Auto engineer Donald Healey, who designed and raced some of the world's fastest sports cars, including the Austin-Healey, has died, his family reported this week.
Healey was 89 and lived at Perranporth in Cornwall, in southwest England, where he died last Wednesday.
Healey built some of the most popular high-performance cars in Britain after World War II and then entered into a joint production deal with the Austin Motor Co. to produce the Austin-Healey sports cars that became best-sellers at home and abroad in the 1950s.
Healey was also a keen racing enthusiast and in 1931 became the first Briton to win the Monte Carlo Rally. In 1956, at the age of 58, he drove his 3-liter Healey at 203 m.p.h. on the Bonneville Salt Flats in Utah, the 11th person to achieve that speed in a car.
In 1973, Healey became chairman of Jensen Motors Ltd. The company was purchased by a West Coast importer of British cars that then introduced the Jensen Healey sports car.
Healey began his career by leaving school in 1914 at the start of World War I and joined the Sopwith Aviation Co., which made planes.
In 1915, he entered the Royal Flying Corps, precursor of the Royal Air Force, flying patrols against German Zeppelin airships. In 1916, he took part in one of the first night bombing raids. British anti-aircraft fire accidentally hit his plane and he crashed.

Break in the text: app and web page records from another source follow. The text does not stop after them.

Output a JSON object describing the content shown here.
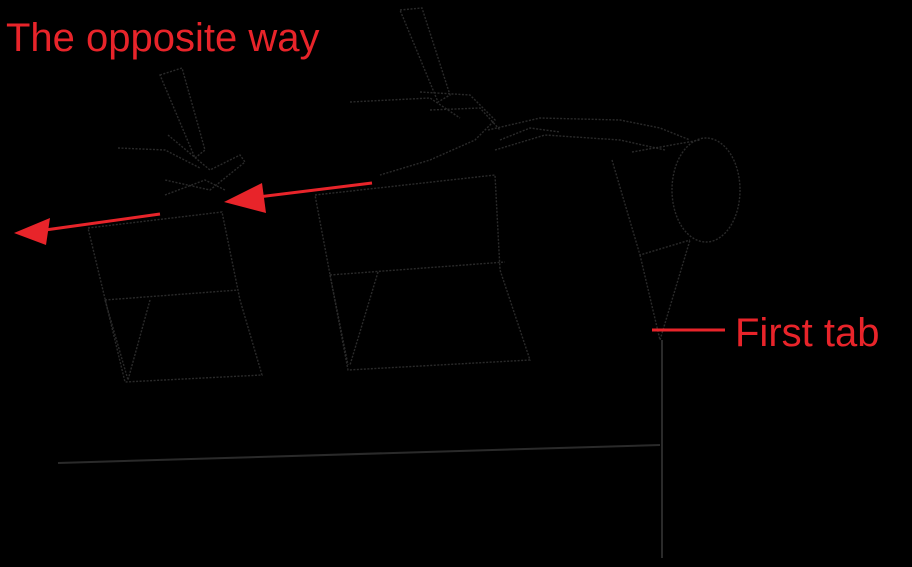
{
  "labels": {
    "opposite_way": "The opposite way",
    "first_tab": "First tab"
  },
  "colors": {
    "background": "#000000",
    "annotation": "#e8242a",
    "sketch": "#2a2a2a"
  }
}
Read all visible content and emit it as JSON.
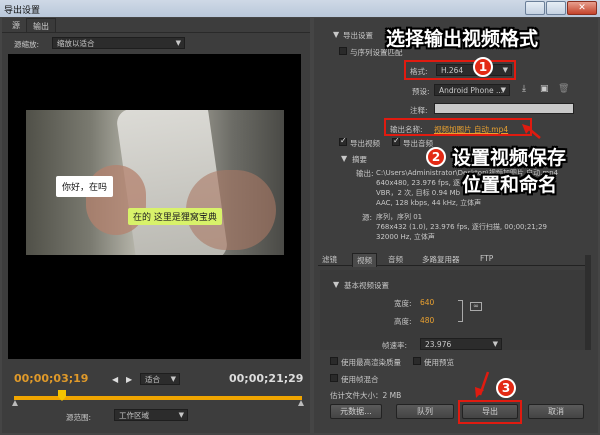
{
  "window": {
    "title": "导出设置"
  },
  "left_panel": {
    "tabs": [
      "源",
      "输出"
    ],
    "source_scaling_label": "源缩放:",
    "source_scaling_value": "缩放以适合",
    "subtitle_1": "你好，在吗",
    "subtitle_2": "在的  这里是狸窝宝典",
    "timecode_current": "00;00;03;19",
    "timecode_total": "00;00;21;29",
    "fit_value": "适合",
    "source_range_label": "源范围:",
    "source_range_value": "工作区域"
  },
  "export_settings": {
    "header": "导出设置",
    "match_sequence_label": "与序列设置匹配",
    "format_label": "格式:",
    "format_value": "H.264",
    "preset_label": "预设:",
    "preset_value": "Android Phone ...",
    "comment_label": "注释:",
    "output_name_label": "输出名称:",
    "output_name_value": "视频加图片 自动.mp4",
    "export_video_label": "导出视频",
    "export_audio_label": "导出音频",
    "summary_header": "摘要",
    "output_label": "输出:",
    "output_lines": [
      "C:\\Users\\Administrator\\Desktop\\视频加图片 自动.mp4",
      "640x480, 23.976 fps, 逐行",
      "VBR，2 次, 目标 0.94 Mb",
      "AAC, 128 kbps, 44 kHz, 立体声"
    ],
    "source_label": "源:",
    "source_lines": [
      "序列，序列 01",
      "768x432 (1.0), 23.976 fps, 逐行扫描, 00;00;21;29",
      "32000 Hz, 立体声"
    ]
  },
  "settings_tabs": [
    "滤镜",
    "视频",
    "音频",
    "多路复用器",
    "FTP"
  ],
  "video_settings": {
    "header": "基本视频设置",
    "width_label": "宽度:",
    "width_value": "640",
    "height_label": "高度:",
    "height_value": "480",
    "framerate_label": "帧速率:",
    "framerate_value": "23.976"
  },
  "bottom_options": {
    "max_render_quality": "使用最高渲染质量",
    "use_preview": "使用预览",
    "frame_blending": "使用帧混合",
    "estimated_size": "估计文件大小：2 MB"
  },
  "buttons": {
    "metadata": "元数据...",
    "queue": "队列",
    "export": "导出",
    "cancel": "取消"
  },
  "annotations": {
    "text_1": "选择输出视频格式",
    "text_2_line1": "设置视频保存",
    "text_2_line2": "位置和命名",
    "num_1": "1",
    "num_2": "2",
    "num_3": "3"
  },
  "colors": {
    "accent_orange": "#e8a030",
    "timecode_orange": "#e09a2a",
    "annotation_red": "#e01b10"
  }
}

Healey went on to study engineering, tested cars and then took up auto racing and rallying.